Sushi rolls. You can buy sushi in a handheld roll, which is an easy way to track and eat on the go. You can even eat this as a pre-workout meal instead of an energy bar! Also, sushi rolls in Australia are available filled with chicken or beef — not just seafood — and are typically less saucy, so there are a few extra options.
Pubs are great. Although pubs and bar menus have a lot of unhealthy options, I’ve found that they also had some simple, easy-to-track menu items and were often the most flexible about menu change. Grilled meats with steamed vegetables or basic pasta dishes with simple protein and sauces are usually on the menu and you can’t go wrong with that.
Call ahead. Don’t be afraid to call ahead and ask about menu items and ingredients. You could go so far as to let them know you’re coming beforehand so that they can make you something delicious in advance that doesn’t interfere with running their service. I have definitely done this before.
Artisan bread. Artisan bakeries are amazing in Australia. Getting some quality grains like sourdough isn’t hard and they typically have great macros, so enjoy that as a delicious carb source.
Research restaurant suppliers. If you’re serious about understanding the ingredients, I have some good news. Since Australia has such a small population, you’ll find that many restaurants utilize the same brands and suppliers for their pantry ingredients, bread, pastry, and meat. This means that as you learn about the brands that one restaurant uses, you’ve probably just uncovered the brands that most of the other restaurants use too. This makes it increasingly easy to track when you’re dining out.
BYO sides. Because it’s easier to ask for less or none of a certain ingredient, bringing your own salad dressing, sauces or vegetables might be an even more useful strategy for you.
Food chains. Food chains do provide nutritional information online, so tracking meals from chains like Macca’s (McDonald’s), Outback Steakhouse, Gomez Y Guzman, Red Rooster, Subway, etc., are easy.

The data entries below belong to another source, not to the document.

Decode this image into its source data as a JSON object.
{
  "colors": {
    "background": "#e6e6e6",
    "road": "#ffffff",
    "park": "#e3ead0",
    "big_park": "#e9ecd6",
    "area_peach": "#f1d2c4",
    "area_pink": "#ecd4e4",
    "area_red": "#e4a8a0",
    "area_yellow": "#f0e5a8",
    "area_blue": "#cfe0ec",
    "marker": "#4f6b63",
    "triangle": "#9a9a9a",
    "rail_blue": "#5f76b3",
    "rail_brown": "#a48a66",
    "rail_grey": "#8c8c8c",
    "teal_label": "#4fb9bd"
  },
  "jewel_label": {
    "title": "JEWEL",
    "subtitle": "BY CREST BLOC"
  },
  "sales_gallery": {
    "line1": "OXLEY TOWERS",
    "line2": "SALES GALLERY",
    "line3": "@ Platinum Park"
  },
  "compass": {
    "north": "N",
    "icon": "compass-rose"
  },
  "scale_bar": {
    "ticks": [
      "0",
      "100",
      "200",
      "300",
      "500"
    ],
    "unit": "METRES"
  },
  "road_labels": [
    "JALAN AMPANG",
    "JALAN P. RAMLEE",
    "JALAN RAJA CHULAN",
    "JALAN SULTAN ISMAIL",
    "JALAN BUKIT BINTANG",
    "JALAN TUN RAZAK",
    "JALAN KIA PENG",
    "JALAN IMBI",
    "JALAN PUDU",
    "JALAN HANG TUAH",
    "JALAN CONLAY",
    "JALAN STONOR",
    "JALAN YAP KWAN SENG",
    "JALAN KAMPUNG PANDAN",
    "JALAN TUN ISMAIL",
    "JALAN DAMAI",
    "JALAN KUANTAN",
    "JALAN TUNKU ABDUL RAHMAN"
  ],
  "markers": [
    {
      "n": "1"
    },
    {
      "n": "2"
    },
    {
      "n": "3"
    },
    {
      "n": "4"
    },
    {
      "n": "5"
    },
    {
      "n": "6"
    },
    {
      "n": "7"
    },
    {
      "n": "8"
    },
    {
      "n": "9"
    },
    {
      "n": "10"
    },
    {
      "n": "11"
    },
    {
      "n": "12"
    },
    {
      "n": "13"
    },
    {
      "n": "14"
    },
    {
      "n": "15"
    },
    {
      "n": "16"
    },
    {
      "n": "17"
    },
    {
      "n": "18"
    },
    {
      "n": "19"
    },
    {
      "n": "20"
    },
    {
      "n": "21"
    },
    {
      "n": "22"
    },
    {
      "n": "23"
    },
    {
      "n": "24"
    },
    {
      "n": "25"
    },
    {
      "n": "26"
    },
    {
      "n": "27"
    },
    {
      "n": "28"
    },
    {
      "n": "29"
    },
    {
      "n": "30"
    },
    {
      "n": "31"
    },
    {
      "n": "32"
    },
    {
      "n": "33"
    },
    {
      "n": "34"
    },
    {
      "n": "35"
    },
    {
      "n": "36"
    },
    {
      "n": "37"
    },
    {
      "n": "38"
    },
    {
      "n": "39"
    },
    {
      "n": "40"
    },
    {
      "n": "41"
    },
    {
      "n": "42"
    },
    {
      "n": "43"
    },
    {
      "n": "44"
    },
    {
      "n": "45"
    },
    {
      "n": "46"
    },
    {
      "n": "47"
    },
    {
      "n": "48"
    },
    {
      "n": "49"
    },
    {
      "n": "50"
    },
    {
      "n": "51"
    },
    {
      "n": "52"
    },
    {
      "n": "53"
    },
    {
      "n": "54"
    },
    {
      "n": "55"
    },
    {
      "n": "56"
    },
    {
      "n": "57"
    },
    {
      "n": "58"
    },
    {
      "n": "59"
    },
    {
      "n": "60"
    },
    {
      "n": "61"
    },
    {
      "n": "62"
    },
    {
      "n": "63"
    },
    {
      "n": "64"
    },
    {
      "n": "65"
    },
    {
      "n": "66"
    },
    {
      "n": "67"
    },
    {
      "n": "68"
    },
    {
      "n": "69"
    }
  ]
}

Grocery store options. Check out our guide to Macro-Friendly Shopping at Woolworths, where we count down the best grocery food items for any macros.
Hopefully, this works as a quick guide to making macro-friendly choices as you dine throughout Australia. If you are from Australia or have visited, did you find any macro-friendly tips or gems that you can share with us too?